The CARICOM Bureau also indicated that CARICOM would review its relationship with the Dominican Republic in other fora including CARIFORUM (CARICOM plus the Dominican Republic, a construct largely related to the Economic Partnership Agreement with Europe); CELAC, the new political grouping which brings together all of the nations of the Americas other than the US and Canada; and in the Organization of American States (OAS), which includes all nations of the Americas but in which Cuba does not participate.

Since then, in an effort to try to address the impact of the Constitutional Court ruling which cannot be appealed, President Medina has signed a Decree that establishes the terms and conditions for the legalisation of all foreigners living in the Dominican Republic with irregular status. The measure aims to simplify and expedite procedures and sets out what foreigners living in the country must demonstrate to regularise their situation. The Medina administration also announced that in the coming weeks it would publish a bill establishing a basis for special naturalisation that will be sent to Congress.

What is less well known is that the Dominican President’s position has come under pressure from within from ultra nationalist groups such as the National Network for Defense of Sovereignty which are critical of outsiders seeking to intervene in matters of national sovereignty or touching the Dominican constitution.

That said, the Dominican case was initially not well explained until its Ambassador in Washington provided a detailed commentary separating fact from fiction. While the absence of any detailed rebuttal up to that point may have been because its Foreign Minister had been hospitalised, it enabled international NGOs to capture opinion.

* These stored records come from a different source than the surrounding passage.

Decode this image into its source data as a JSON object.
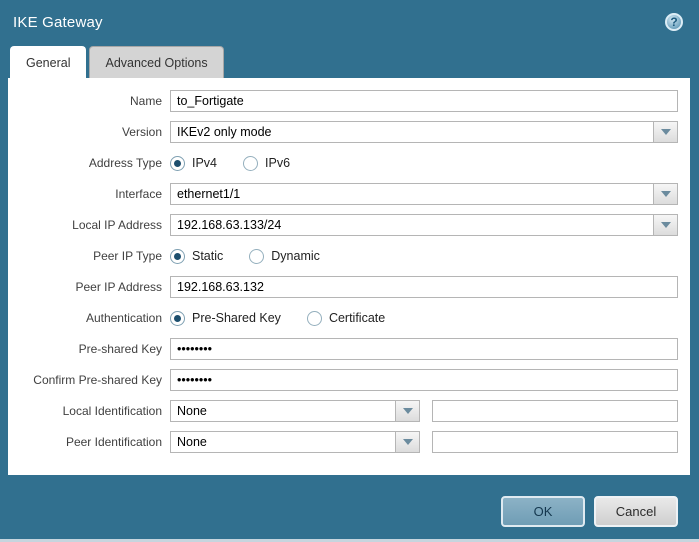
{
  "window": {
    "title": "IKE Gateway",
    "help_icon_glyph": "?"
  },
  "tabs": [
    {
      "label": "General",
      "active": true
    },
    {
      "label": "Advanced Options",
      "active": false
    }
  ],
  "form": {
    "name": {
      "label": "Name",
      "value": "to_Fortigate"
    },
    "version": {
      "label": "Version",
      "value": "IKEv2 only mode"
    },
    "address_type": {
      "label": "Address Type",
      "options": [
        "IPv4",
        "IPv6"
      ],
      "selected": "IPv4"
    },
    "interface": {
      "label": "Interface",
      "value": "ethernet1/1"
    },
    "local_ip": {
      "label": "Local IP Address",
      "value": "192.168.63.133/24"
    },
    "peer_ip_type": {
      "label": "Peer IP Type",
      "options": [
        "Static",
        "Dynamic"
      ],
      "selected": "Static"
    },
    "peer_ip": {
      "label": "Peer IP Address",
      "value": "192.168.63.132"
    },
    "authentication": {
      "label": "Authentication",
      "options": [
        "Pre-Shared Key",
        "Certificate"
      ],
      "selected": "Pre-Shared Key"
    },
    "preshared_key": {
      "label": "Pre-shared Key",
      "value": "••••••••"
    },
    "confirm_preshared_key": {
      "label": "Confirm Pre-shared Key",
      "value": "••••••••"
    },
    "local_identification": {
      "label": "Local Identification",
      "value": "None",
      "extra_value": ""
    },
    "peer_identification": {
      "label": "Peer Identification",
      "value": "None",
      "extra_value": ""
    }
  },
  "footer": {
    "ok_label": "OK",
    "cancel_label": "Cancel"
  },
  "colors": {
    "window-bg": "#31708f",
    "ok-bg": "#6f9db5",
    "radio-dot": "#1d4f6e",
    "caret-color": "#6b8b9e"
  }
}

What happens next is far from clear. Although the Dominican Republic has previously suggested that it has no desire to be isolated within the region in which it is located, it is likely that the emotional aspect of the rift will last, even if a basis can be found for a mediated settlement.

This has significant implications for regional integration and in relation to trade agreements with external partners if, for example, the construct of CARIFORUM were to cease, or if achieving any future consensus on hemispheric or international issues were to become hostage to an inter-regional dispute of the kind that has emerged.

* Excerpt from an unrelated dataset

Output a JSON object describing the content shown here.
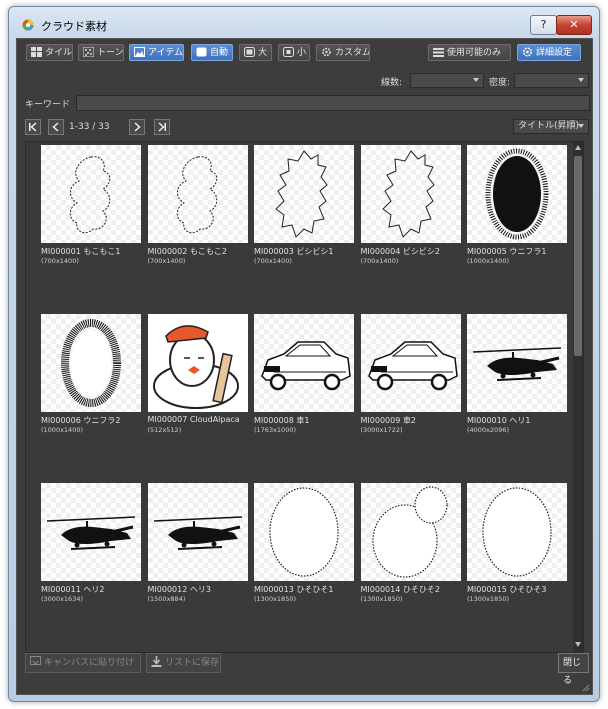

The problem is that it is hard to see how CARICOM, having backed Haiti on the basis of morality, will in future be able to repair what was already for almost all but a few trade negotiators, investors and traders, a distant relationship with the Dominican Republic; matters not helped by the fact that the media in the Anglophone and Hispanic Caribbean have little ability to report on the nuance of what is happening in each other’s part of the region.

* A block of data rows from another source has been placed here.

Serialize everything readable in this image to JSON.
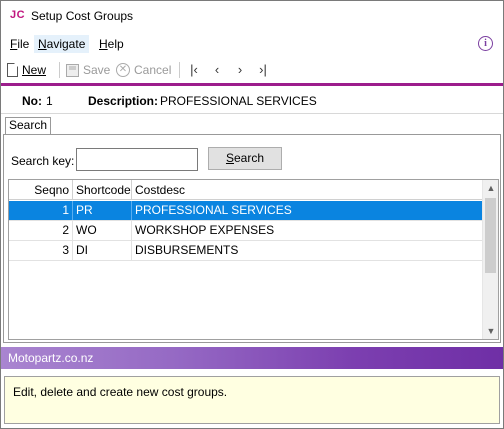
{
  "window": {
    "logo": "JC",
    "title": "Setup Cost Groups"
  },
  "menu": {
    "items": [
      {
        "label": "File",
        "accel": "F",
        "rest": "ile"
      },
      {
        "label": "Navigate",
        "accel": "N",
        "rest": "avigate"
      },
      {
        "label": "Help",
        "accel": "H",
        "rest": "elp"
      }
    ],
    "info_icon": "i"
  },
  "toolbar": {
    "new_label": "New",
    "save_label": "Save",
    "cancel_label": "Cancel",
    "nav": {
      "first": "|‹",
      "prev": "‹",
      "next": "›",
      "last": "›|"
    }
  },
  "record": {
    "no_label": "No:",
    "no_value": "1",
    "description_label": "Description:",
    "description_value": "PROFESSIONAL SERVICES"
  },
  "tabs": {
    "search_tab": "Search"
  },
  "search": {
    "label": "Search key:",
    "value": "",
    "placeholder": "",
    "button_accel": "S",
    "button_rest": "earch"
  },
  "grid": {
    "columns": [
      "Seqno",
      "Shortcode",
      "Costdesc"
    ],
    "rows": [
      {
        "seqno": "1",
        "shortcode": "PR",
        "costdesc": "PROFESSIONAL SERVICES",
        "selected": true
      },
      {
        "seqno": "2",
        "shortcode": "WO",
        "costdesc": "WORKSHOP EXPENSES",
        "selected": false
      },
      {
        "seqno": "3",
        "shortcode": "DI",
        "costdesc": "DISBURSEMENTS",
        "selected": false
      }
    ]
  },
  "status_bar": {
    "text": "Motopartz.co.nz"
  },
  "help": {
    "text": "Edit, delete and create new cost groups."
  },
  "colors": {
    "accent": "#9c1d8c",
    "selection": "#0a84e0",
    "status_bar": "#7c3fb0",
    "help_background": "#ffffe1"
  }
}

The reality is that few in the Anglophone Caribbean know the Dominican Republic, understand its history, know much about its internal politics, have thought much about what it is to have a land border with the poorest country in the Western Hemisphere, have shown any interest in understanding the Dominican electorate’s fears, or even know of the role being played by the Republic’s xenophobic ultra-nationalists.

Much the same holds true in reverse. Efforts by the Dominican Republic to improve relations with the countries of CARICOM have been sporadic at best; there is little investment or trade with CARICOM other than in relation to Trinidad; much of the negative thinking about the Anglophone Caribbean from the days of President Balaguer and before remains; and there is a broader, deep rooted culturally based failure to try to understand CARICOM and its history.

This is not to take one side or another, or to minimise the ways in which Haitians have been treated including within their own country, but to attempt to take a longer view and to suggest that this dispute has broader, hard to predict consequences for both the Caribbean and Latin America.

David Jessop is the Director of the Caribbean Council and can be contacted at david.jessop@caribbean-council.org